A minister addressed the issue of division and discussed its remedy inside and outside the churches.
Wilfredo "Choco" De Jesus, senior pastor of New Life Covenant Church in Chicago and a staffer at Assemblies of God, tackled tribalism in congregations through his upcoming book, "Love Them Anyway: Finding Hope in a Divided World Gone Crazy."
Drawing inspiration from his experience as a pastor and the story of how Jesus broke social barriers to reach out the lost, De Jesus pointed out that churches need to also do the same.
In an interview with The Christian Post, the minister explained further about his book.
He said that his book dealt not only with people who attend the church but also unbelievers, answering the question of both sides that says, "What do we do now with all the rising tension and so forth?"
He stated that the response to such, relative to racism and political unrest, is "Love Them Anyway."
When asked if other churches should also follow what his congregation did to their worship center, wherein they removed its security gate, De Jesus replied that their action conveyed a message that everyone is welcome in their church. He declared that those gates needed to be removed and tell the Christians that they were called to be vulnerable to the "hurting" people around them, who may do something bad but that believers should "let love drive" their action.
Speaking about common blind spots in relationships that he listed in the book, the minister said that the American Church should drop superiority and entitlement. He added that churches should also "move past" the wound of trusting people and start putting themselves in a position that "represent the Kingdom of God here on Earth."
"We are citizens of Heaven here on Earth. And we're here to legislate. What are we here to legislate? The Bible. We're here to love people and to talk to about God's love. But if we continue to walk with this sense of entitlement, we're in trouble," he continued.
Moreover, he said that Christians should reach out to people regardless of who they are, as what he did in Chicago. The pastor brought in various kinds of individuals into his church and relied on the Holy Spirit to change them.
"I was called to fish, and the American Church needs to remember what we're called to do. We're called to empty Hell and fill Heaven to the glory of God," he argued.
He was also asked if he received any negative feedback over his revelation that he met with two controversial political groups in just a week. In the book, he shared that he went to a gathering of a Democrat gay mayor with her supporters in an event and then met with President Trump's Republican officials. He then claimed that with his action, he was just following Jesus' example.
The minister admitted that he did receive messages on social media questioning his gesture but he answered them by saying, "I'm a referee."
Citing three teams in the NFL, comprising the offense, defense and referee, he said that Christians and pastors should act as "referees in the field of life."
"I'm here on planet Earth to legislate the playbook, which is the Bible, to Lori Lightfoot, Mayor Lightfoot, and then-President Trump.
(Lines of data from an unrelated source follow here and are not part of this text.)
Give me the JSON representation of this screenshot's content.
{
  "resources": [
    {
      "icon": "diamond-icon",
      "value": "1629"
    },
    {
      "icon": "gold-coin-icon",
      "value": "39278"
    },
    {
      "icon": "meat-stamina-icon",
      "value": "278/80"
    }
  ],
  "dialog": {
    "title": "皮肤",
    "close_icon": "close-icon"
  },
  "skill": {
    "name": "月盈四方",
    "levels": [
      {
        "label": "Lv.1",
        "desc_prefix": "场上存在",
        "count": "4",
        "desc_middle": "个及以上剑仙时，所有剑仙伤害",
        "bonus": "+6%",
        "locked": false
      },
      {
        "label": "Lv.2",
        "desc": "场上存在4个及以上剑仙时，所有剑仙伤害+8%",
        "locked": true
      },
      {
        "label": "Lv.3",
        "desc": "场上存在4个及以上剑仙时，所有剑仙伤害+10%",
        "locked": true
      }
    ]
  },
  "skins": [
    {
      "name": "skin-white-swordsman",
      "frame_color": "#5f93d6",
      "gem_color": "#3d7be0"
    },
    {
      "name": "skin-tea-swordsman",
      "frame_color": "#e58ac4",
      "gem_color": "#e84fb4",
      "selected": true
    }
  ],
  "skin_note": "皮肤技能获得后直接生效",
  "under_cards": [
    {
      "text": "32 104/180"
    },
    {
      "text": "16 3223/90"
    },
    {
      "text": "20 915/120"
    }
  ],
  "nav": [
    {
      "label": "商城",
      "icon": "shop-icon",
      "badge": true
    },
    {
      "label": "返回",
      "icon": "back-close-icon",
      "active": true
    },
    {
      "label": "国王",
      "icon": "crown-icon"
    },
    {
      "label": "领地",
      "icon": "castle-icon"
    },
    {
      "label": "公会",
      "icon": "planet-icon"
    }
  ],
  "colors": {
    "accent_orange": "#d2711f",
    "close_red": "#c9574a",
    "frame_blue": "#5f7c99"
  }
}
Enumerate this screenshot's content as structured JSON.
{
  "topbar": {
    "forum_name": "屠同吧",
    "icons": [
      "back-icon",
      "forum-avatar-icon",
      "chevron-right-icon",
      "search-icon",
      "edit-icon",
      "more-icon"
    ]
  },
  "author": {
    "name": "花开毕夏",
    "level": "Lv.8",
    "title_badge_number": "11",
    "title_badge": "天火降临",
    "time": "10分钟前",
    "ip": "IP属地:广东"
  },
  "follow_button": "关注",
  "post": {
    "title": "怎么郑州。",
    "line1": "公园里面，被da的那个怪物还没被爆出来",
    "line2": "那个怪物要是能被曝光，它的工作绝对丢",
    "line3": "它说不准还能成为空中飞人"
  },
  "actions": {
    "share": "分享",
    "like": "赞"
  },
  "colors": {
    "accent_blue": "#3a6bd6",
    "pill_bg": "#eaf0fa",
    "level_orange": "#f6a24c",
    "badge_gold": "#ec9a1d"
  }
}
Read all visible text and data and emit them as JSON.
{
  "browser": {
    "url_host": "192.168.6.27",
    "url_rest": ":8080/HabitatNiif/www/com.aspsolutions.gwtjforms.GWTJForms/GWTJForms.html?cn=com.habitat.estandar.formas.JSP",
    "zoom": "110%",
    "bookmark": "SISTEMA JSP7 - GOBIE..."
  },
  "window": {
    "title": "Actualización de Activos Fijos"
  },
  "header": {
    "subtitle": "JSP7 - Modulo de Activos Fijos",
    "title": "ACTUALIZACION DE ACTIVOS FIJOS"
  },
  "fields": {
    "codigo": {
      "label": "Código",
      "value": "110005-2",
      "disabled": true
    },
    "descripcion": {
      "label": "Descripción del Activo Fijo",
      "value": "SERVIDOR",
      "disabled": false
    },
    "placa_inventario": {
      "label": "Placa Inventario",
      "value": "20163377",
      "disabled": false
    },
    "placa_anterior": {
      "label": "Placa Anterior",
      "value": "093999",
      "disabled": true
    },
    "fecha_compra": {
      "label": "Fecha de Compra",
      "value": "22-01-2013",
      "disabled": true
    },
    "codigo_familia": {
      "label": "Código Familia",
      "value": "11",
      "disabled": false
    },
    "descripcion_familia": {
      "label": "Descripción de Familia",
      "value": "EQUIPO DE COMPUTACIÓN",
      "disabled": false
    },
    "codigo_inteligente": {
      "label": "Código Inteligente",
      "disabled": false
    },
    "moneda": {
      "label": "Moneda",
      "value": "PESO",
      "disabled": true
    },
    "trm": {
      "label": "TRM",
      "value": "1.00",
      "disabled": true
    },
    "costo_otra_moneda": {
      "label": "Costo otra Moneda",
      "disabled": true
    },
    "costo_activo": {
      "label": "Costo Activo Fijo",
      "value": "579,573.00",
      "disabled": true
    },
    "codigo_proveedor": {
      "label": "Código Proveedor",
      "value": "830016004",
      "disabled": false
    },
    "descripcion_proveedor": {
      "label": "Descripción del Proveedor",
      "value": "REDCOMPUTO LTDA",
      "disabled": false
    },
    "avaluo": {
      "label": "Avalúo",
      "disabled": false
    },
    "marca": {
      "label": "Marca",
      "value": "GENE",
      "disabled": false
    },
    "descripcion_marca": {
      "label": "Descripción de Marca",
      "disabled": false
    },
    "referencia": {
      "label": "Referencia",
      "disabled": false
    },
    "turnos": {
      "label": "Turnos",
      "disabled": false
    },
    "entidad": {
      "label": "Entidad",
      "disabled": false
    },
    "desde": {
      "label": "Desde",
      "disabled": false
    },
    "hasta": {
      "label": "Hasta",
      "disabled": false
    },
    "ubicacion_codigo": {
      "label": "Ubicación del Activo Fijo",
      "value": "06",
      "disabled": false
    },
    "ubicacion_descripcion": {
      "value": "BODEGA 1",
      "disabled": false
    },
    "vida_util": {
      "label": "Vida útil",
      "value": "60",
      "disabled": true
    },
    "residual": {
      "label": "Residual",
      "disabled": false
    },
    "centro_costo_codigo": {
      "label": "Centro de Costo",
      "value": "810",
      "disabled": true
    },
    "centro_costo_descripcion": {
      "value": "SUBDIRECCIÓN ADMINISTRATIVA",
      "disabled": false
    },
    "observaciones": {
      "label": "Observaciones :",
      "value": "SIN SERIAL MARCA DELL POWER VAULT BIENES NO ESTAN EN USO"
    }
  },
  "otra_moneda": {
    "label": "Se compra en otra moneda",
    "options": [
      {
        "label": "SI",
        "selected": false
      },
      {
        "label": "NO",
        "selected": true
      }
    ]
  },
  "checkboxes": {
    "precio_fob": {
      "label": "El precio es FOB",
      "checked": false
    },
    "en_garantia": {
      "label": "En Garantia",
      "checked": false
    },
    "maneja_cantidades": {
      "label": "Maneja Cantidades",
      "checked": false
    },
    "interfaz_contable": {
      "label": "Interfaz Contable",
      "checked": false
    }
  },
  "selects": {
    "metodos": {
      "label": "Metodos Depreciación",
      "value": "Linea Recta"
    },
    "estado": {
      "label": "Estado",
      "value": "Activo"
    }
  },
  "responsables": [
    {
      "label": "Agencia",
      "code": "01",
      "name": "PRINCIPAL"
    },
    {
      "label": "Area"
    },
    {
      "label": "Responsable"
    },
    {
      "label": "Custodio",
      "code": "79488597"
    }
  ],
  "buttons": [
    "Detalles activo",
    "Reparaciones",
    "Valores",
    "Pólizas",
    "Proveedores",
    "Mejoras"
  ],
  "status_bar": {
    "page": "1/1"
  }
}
When I see something wrong, I call it out to the mayor. When I see something wrong, I call it out to the president," he said.
He went on to say that picking sides would lose a Christian's "prophetic voice to legislate love" in the world.
On discussing a person's "inner Pharisee" in one of the chapters, the minister was asked if R. T. Kendall's statement in his own book, "You Might Be a Pharisee If," was accurate. In the book, Kendall stated that the Pharisaic tendency was pervasive in both people and churches in general. De Jesus agreed with the author and said that churches do have Pharisees and "some of the meanest people" could actually be in it.
Referencing Luke 15, which tells the story of the prodigal son, the pastor contended that both kids are prodigal.
"One is lost in his sin and one is lost in his religious ways," he emphasized.
He then stressed that Jesus came to address the issues of people who are hurting, including the prostitutes and adulterers, people that are only being marginalized by religious folks. But Christians, he said, should be "spiritual, not secular."
"People want to be religious...I don't want to be religious. I want to be a believer; I want to be a disciple of Jesus Christ. That's totally different from being a Pharisee," he shared.
He was hoping that through his book, people would learn to have more love, tapping into "the bank of Heaven," so that they could love others.
He also reminded about the statement of Jesus when a Pharisee dared to asked Him on "the greatest commandment in the Law." The Lord replied that one should "love [his] neighbors." The pastor added that in doing so, one would live.
"And that's what's happening in our culture today. We have so many Christians that are existing, but they are not living. And the only way we can live is when we operate with the currency of Heaven, which is love," Pastor De Jesus concluded.
The minister's book is set for release on June 1.